He was referring to Really Simple Syndication, an increasingly popular, free standard used for Internet publishing. Mr. Ozzie's statement was remarkable for a chief technical officer whose company has just spent years and hundreds of millions of dollars investing in a proprietary alternative referred to as .Net.
As a result, computer industry innovation is rapidly becoming decentralized. In the place of large, intricate and self-contained programs like Microsoft Word, written and maintained by armies of programmers, smaller companies, with just a handful of developers, are now producing pioneering software and Web-based services. These new services can be delivered directly to PC's or even to cellphones.John's article also covers (briefly) a few other Web 2.0 technologies such as Ajax.

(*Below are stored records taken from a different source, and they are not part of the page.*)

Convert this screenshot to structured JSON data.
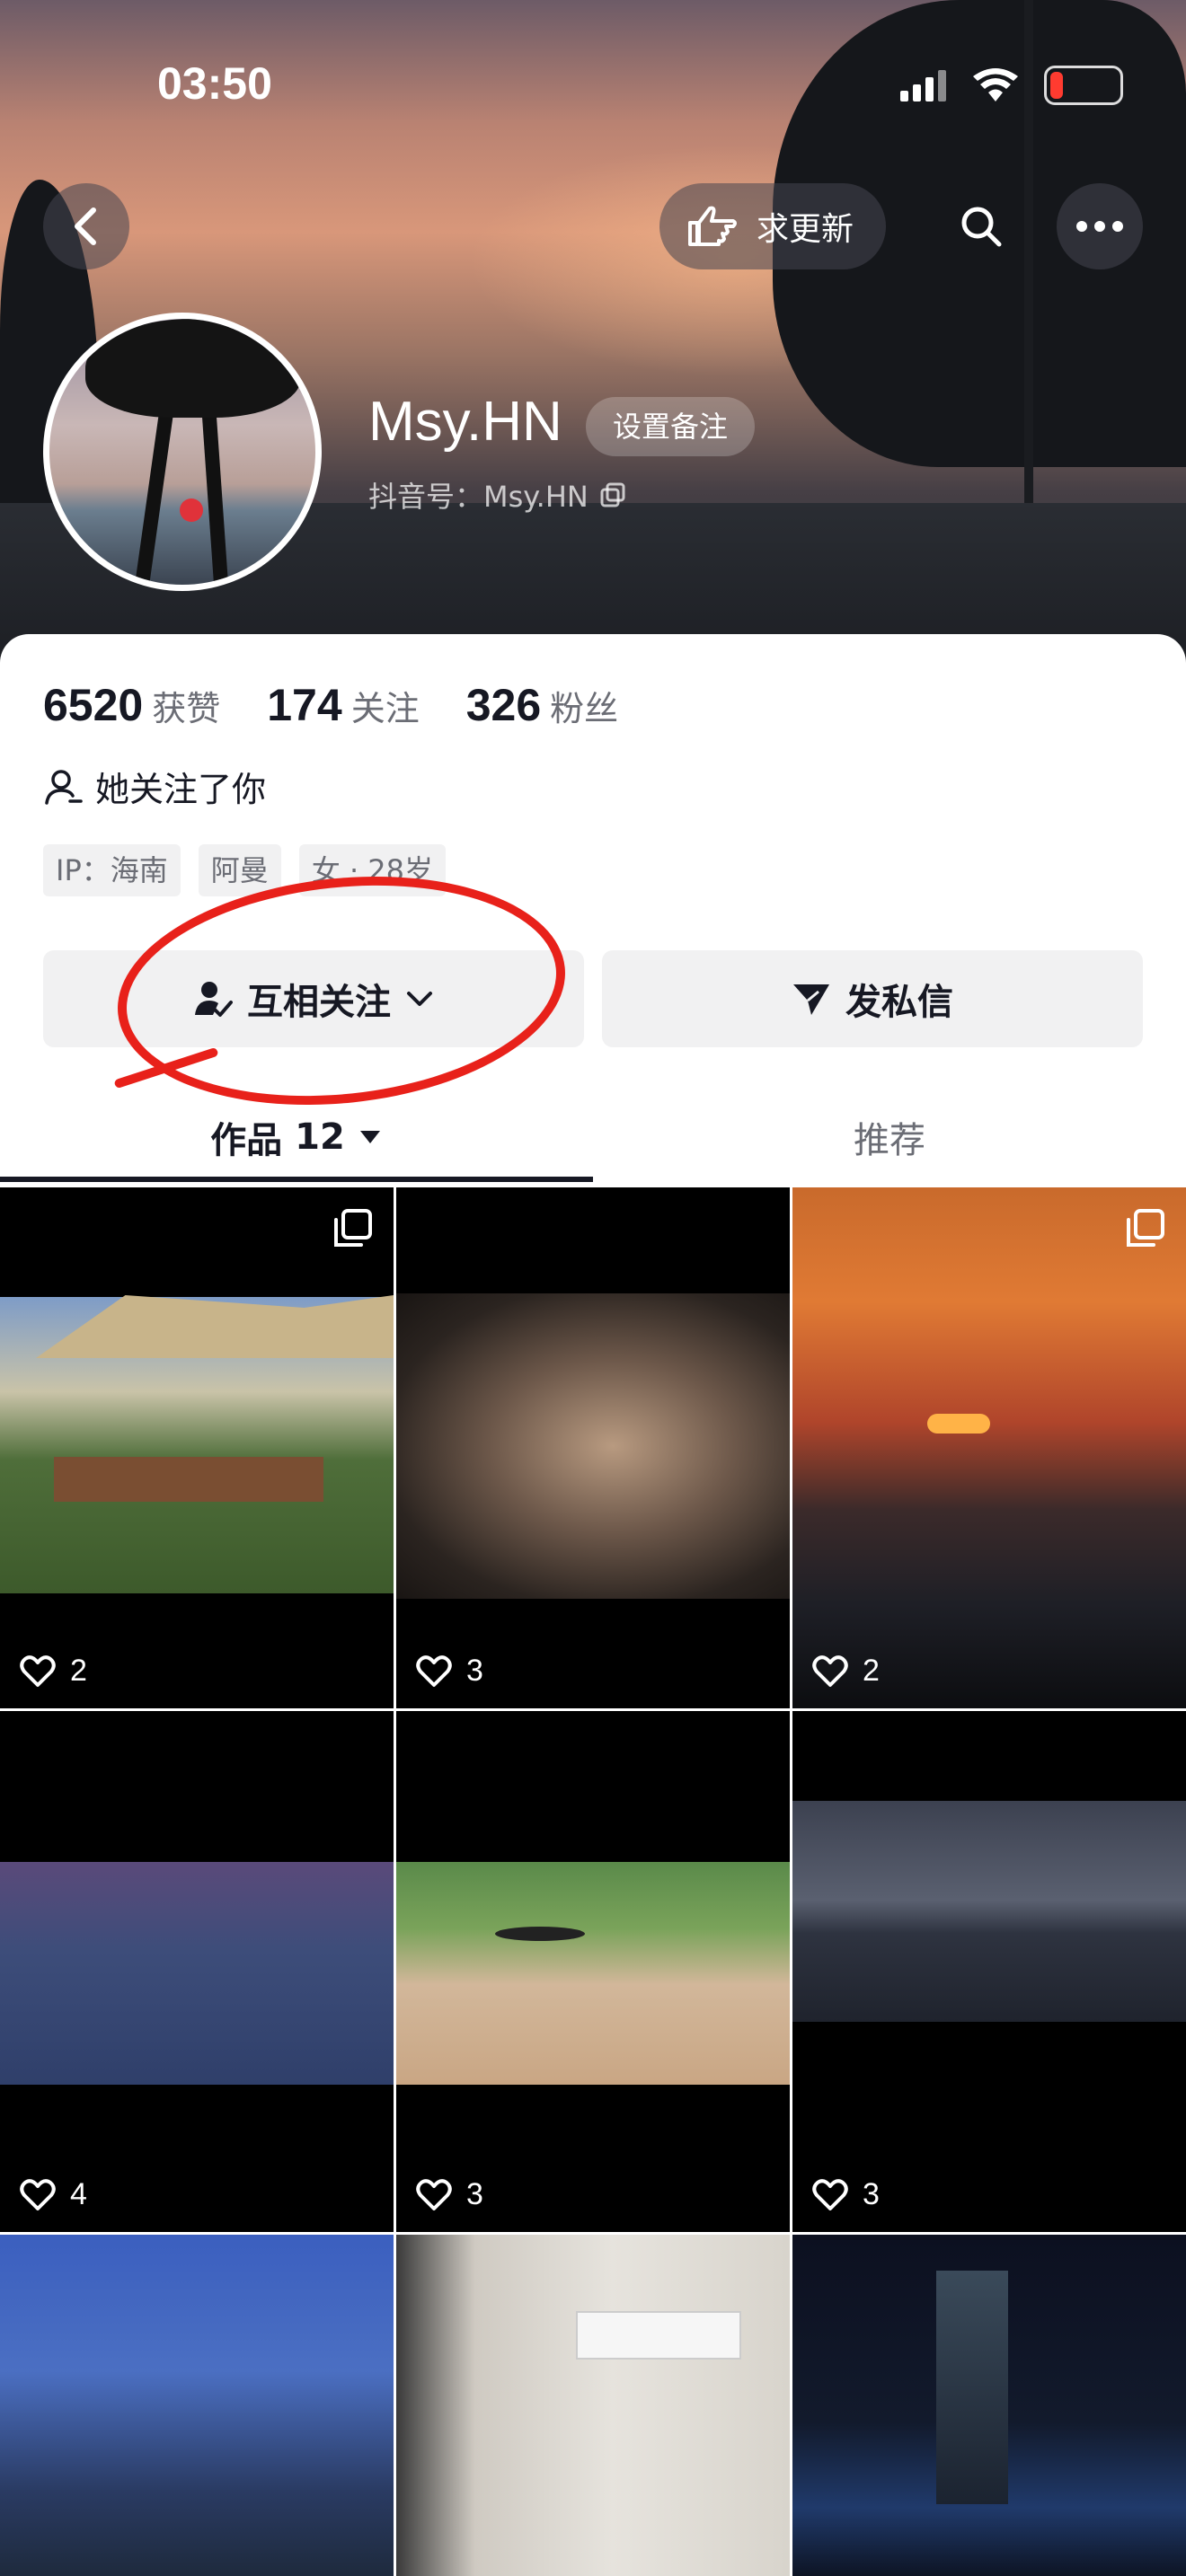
{
  "status": {
    "time": "03:50"
  },
  "header": {
    "back_icon": "chevron-left-icon",
    "request_update_label": "求更新",
    "search_icon": "search-icon",
    "more_icon": "more-icon"
  },
  "profile": {
    "name": "Msy.HN",
    "remark_button": "设置备注",
    "handle": "抖音号：Msy.HN",
    "stats": [
      {
        "value": "6520",
        "label": "获赞"
      },
      {
        "value": "174",
        "label": "关注"
      },
      {
        "value": "326",
        "label": "粉丝"
      }
    ],
    "follows_you": "她关注了你",
    "tags": [
      "IP：海南",
      "阿曼",
      "女 · 28岁"
    ]
  },
  "actions": {
    "mutual_follow": "互相关注",
    "message": "发私信"
  },
  "tabs": {
    "works_label": "作品",
    "works_count": "12",
    "recommend_label": "推荐"
  },
  "posts": [
    {
      "likes": "2",
      "multi": true
    },
    {
      "likes": "3",
      "multi": false
    },
    {
      "likes": "2",
      "multi": true
    },
    {
      "likes": "4",
      "multi": false
    },
    {
      "likes": "3",
      "multi": false
    },
    {
      "likes": "3",
      "multi": false
    },
    {
      "likes": "",
      "multi": false
    },
    {
      "likes": "",
      "multi": false
    },
    {
      "likes": "",
      "multi": false
    }
  ],
  "colors": {
    "annotation": "#e8211a",
    "text": "#161823",
    "muted": "#6b6d75"
  }
}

Reading his article, I discovered the following services:
- WINKSite. From their site: "In minutes, you can set-up a free mobile site that's available worldwide on any web-enabled phone, PDA or desktop PC. Each mobile site is outfitted with easy-to-use mobile channels including chat, blog, mobile feed reader, surveys, journal, forum, calendar, guestbook, bookmarks, email and more."
- CastingWords. Human transcription services for audio files, 42 cents a minute. Interesting service for podcasters. Je me demande si ce type de service existe en français!
- Amazon S3. Storage service for developers priced at 15 cents per GB used per month plus 20 cents per GB of data transferred.